### Task statement
Set down the entries again word for word, without any of the images.

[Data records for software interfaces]

******************************

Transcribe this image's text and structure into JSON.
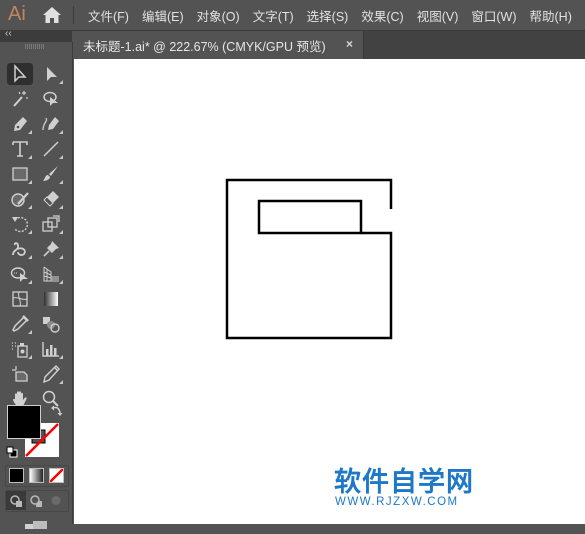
{
  "app": {
    "logo": "Ai",
    "accent_color": "#c2865a"
  },
  "menubar": {
    "items": [
      {
        "label": "文件(F)"
      },
      {
        "label": "编辑(E)"
      },
      {
        "label": "对象(O)"
      },
      {
        "label": "文字(T)"
      },
      {
        "label": "选择(S)"
      },
      {
        "label": "效果(C)"
      },
      {
        "label": "视图(V)"
      },
      {
        "label": "窗口(W)"
      },
      {
        "label": "帮助(H)"
      }
    ]
  },
  "document_tab": {
    "title": "未标题-1.ai* @ 222.67% (CMYK/GPU 预览)",
    "close": "×"
  },
  "toolbar": {
    "collapse_label": "‹‹",
    "tools": [
      {
        "name": "selection-tool",
        "active": true
      },
      {
        "name": "direct-selection-tool"
      },
      {
        "name": "magic-wand-tool"
      },
      {
        "name": "lasso-tool"
      },
      {
        "name": "pen-tool"
      },
      {
        "name": "curvature-tool"
      },
      {
        "name": "type-tool"
      },
      {
        "name": "line-segment-tool"
      },
      {
        "name": "rectangle-tool"
      },
      {
        "name": "paintbrush-tool"
      },
      {
        "name": "shaper-tool"
      },
      {
        "name": "eraser-tool"
      },
      {
        "name": "rotate-tool"
      },
      {
        "name": "scale-tool"
      },
      {
        "name": "puppet-warp-tool"
      },
      {
        "name": "pin-tool"
      },
      {
        "name": "shape-builder-tool"
      },
      {
        "name": "perspective-grid-tool"
      },
      {
        "name": "mesh-tool"
      },
      {
        "name": "gradient-tool"
      },
      {
        "name": "eyedropper-tool"
      },
      {
        "name": "blend-tool"
      },
      {
        "name": "symbol-sprayer-tool"
      },
      {
        "name": "column-graph-tool"
      },
      {
        "name": "artboard-tool"
      },
      {
        "name": "slice-tool"
      },
      {
        "name": "hand-tool"
      },
      {
        "name": "zoom-tool"
      }
    ],
    "fill_color": "#000000",
    "stroke_color": "none",
    "color_modes": [
      "color",
      "gradient",
      "none"
    ],
    "draw_modes": [
      "draw-normal",
      "draw-behind",
      "draw-inside"
    ]
  },
  "watermark": {
    "title": "软件自学网",
    "url": "WWW.RJZXW.COM",
    "color": "#1e78c8"
  }
}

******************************

### Written answer
Transcribe this image's text and structure into JSON.
{
  "app": {
    "logo": "Ai",
    "accent_color": "#c2865a"
  },
  "menubar": {
    "items": [
      {
        "label": "文件(F)"
      },
      {
        "label": "编辑(E)"
      },
      {
        "label": "对象(O)"
      },
      {
        "label": "文字(T)"
      },
      {
        "label": "选择(S)"
      },
      {
        "label": "效果(C)"
      },
      {
        "label": "视图(V)"
      },
      {
        "label": "窗口(W)"
      },
      {
        "label": "帮助(H)"
      }
    ]
  },
  "document_tab": {
    "title": "未标题-1.ai* @ 222.67% (CMYK/GPU 预览)",
    "close": "×"
  },
  "toolbar": {
    "collapse_label": "‹‹",
    "tools": [
      {
        "name": "selection-tool",
        "active": true
      },
      {
        "name": "direct-selection-tool"
      },
      {
        "name": "magic-wand-tool"
      },
      {
        "name": "lasso-tool"
      },
      {
        "name": "pen-tool"
      },
      {
        "name": "curvature-tool"
      },
      {
        "name": "type-tool"
      },
      {
        "name": "line-segment-tool"
      },
      {
        "name": "rectangle-tool"
      },
      {
        "name": "paintbrush-tool"
      },
      {
        "name": "shaper-tool"
      },
      {
        "name": "eraser-tool"
      },
      {
        "name": "rotate-tool"
      },
      {
        "name": "scale-tool"
      },
      {
        "name": "puppet-warp-tool"
      },
      {
        "name": "pin-tool"
      },
      {
        "name": "shape-builder-tool"
      },
      {
        "name": "perspective-grid-tool"
      },
      {
        "name": "mesh-tool"
      },
      {
        "name": "gradient-tool"
      },
      {
        "name": "eyedropper-tool"
      },
      {
        "name": "blend-tool"
      },
      {
        "name": "symbol-sprayer-tool"
      },
      {
        "name": "column-graph-tool"
      },
      {
        "name": "artboard-tool"
      },
      {
        "name": "slice-tool"
      },
      {
        "name": "hand-tool"
      },
      {
        "name": "zoom-tool"
      }
    ],
    "fill_color": "#000000",
    "stroke_color": "none",
    "color_modes": [
      "color",
      "gradient",
      "none"
    ],
    "draw_modes": [
      "draw-normal",
      "draw-behind",
      "draw-inside"
    ]
  },
  "watermark": {
    "title": "软件自学网",
    "url": "WWW.RJZXW.COM",
    "color": "#1e78c8"
  }
}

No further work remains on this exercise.